**Task details:** Go through the data below and report how many lines contain "title"; the reply holds only that number.

**Records for this task:**
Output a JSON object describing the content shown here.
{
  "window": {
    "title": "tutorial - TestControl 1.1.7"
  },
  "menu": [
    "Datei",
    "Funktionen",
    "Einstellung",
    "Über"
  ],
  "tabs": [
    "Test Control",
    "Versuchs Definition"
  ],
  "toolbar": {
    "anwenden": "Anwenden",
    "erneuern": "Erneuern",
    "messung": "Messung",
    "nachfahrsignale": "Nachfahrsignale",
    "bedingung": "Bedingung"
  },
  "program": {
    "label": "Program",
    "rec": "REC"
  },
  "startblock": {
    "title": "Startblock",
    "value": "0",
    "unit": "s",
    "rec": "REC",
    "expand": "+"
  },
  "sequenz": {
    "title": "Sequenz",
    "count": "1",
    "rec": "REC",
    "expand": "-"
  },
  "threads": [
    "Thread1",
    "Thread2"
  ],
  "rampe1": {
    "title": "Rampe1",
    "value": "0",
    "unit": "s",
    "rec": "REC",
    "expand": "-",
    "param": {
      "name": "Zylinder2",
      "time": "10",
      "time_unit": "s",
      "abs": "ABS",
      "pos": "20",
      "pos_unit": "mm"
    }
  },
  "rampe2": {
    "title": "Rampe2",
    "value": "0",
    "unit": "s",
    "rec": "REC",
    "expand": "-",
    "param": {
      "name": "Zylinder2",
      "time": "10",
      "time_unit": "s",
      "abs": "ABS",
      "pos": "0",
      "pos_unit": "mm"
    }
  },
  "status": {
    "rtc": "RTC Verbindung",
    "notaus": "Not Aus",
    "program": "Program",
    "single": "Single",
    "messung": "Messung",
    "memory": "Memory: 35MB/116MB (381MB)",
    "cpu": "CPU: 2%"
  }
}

**Task output:** 5